The CIR Expert Panel assesses this ingredient as safe for use in cosmetics and says the potential for dermal toxicity is very low. Several studies have shown that it can cause slight skin irritations, but only when used in very high doses.
Aluminum stearate is a white, wax-like powder that dissolves well in mineral spirits or hot oil. It’s insoluble in water, alcohol and ether but is soluble in glycol, alkali, BTX and chlorinated hydrocarbons.
It exhibits a variety of properties including gelling and thickening action, water repellency, transparency, and synergistic effect with zinc stearate or calcium stearate. It has a relatively high solubility in hydrocarbon solvents when compared to other metallic stearates.
Various industrial uses for aluminium stearate include paints, inks and greases; lubricants for plastics and rope; waterproofing and air entrainment agents for cements; and paper coating compounds.
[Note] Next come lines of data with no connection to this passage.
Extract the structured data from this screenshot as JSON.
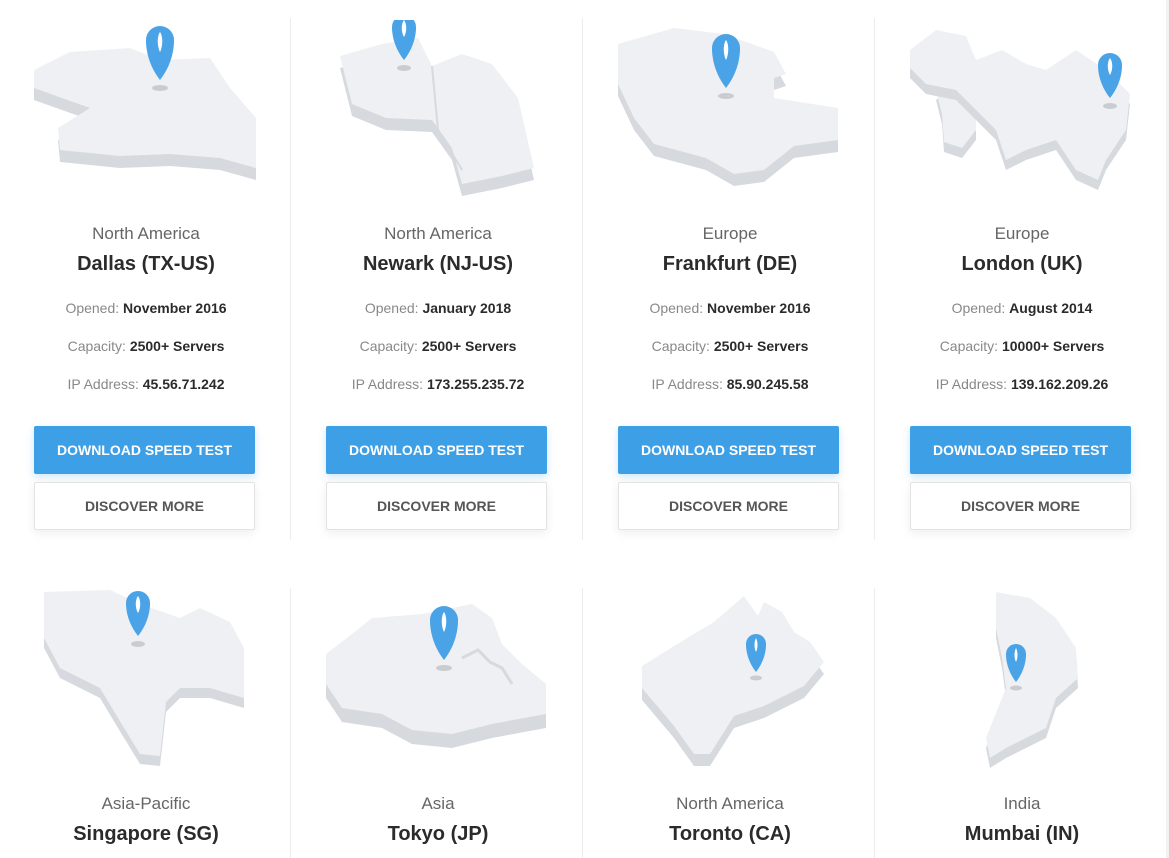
{
  "labels": {
    "opened": "Opened:",
    "capacity": "Capacity:",
    "ip": "IP Address:",
    "download": "DOWNLOAD SPEED TEST",
    "discover": "DISCOVER MORE"
  },
  "colors": {
    "accent": "#3d9fe6",
    "map_top": "#eef0f3",
    "map_side": "#d6dade",
    "pin": "#4aa3e6"
  },
  "locations": [
    {
      "region": "North America",
      "city": "Dallas (TX-US)",
      "opened": "November 2016",
      "capacity": "2500+ Servers",
      "ip": "45.56.71.242"
    },
    {
      "region": "North America",
      "city": "Newark (NJ-US)",
      "opened": "January 2018",
      "capacity": "2500+ Servers",
      "ip": "173.255.235.72"
    },
    {
      "region": "Europe",
      "city": "Frankfurt (DE)",
      "opened": "November 2016",
      "capacity": "2500+ Servers",
      "ip": "85.90.245.58"
    },
    {
      "region": "Europe",
      "city": "London (UK)",
      "opened": "August 2014",
      "capacity": "10000+ Servers",
      "ip": "139.162.209.26"
    },
    {
      "region": "Asia-Pacific",
      "city": "Singapore (SG)"
    },
    {
      "region": "Asia",
      "city": "Tokyo (JP)"
    },
    {
      "region": "North America",
      "city": "Toronto (CA)"
    },
    {
      "region": "India",
      "city": "Mumbai (IN)"
    }
  ]
}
It has also been tested as a denitrification substrate for anaerobic bacteria and as a source of aluminum for phosphate precipitation.
Recent scientific studies have linked the application of antiperspirants containing aluminium chloride or aluminum chlorhydrate to an increased risk of breast cancer and to a risk of Alzheimer’s disease. However, more research is needed to understand the long-term effects of constant exposure.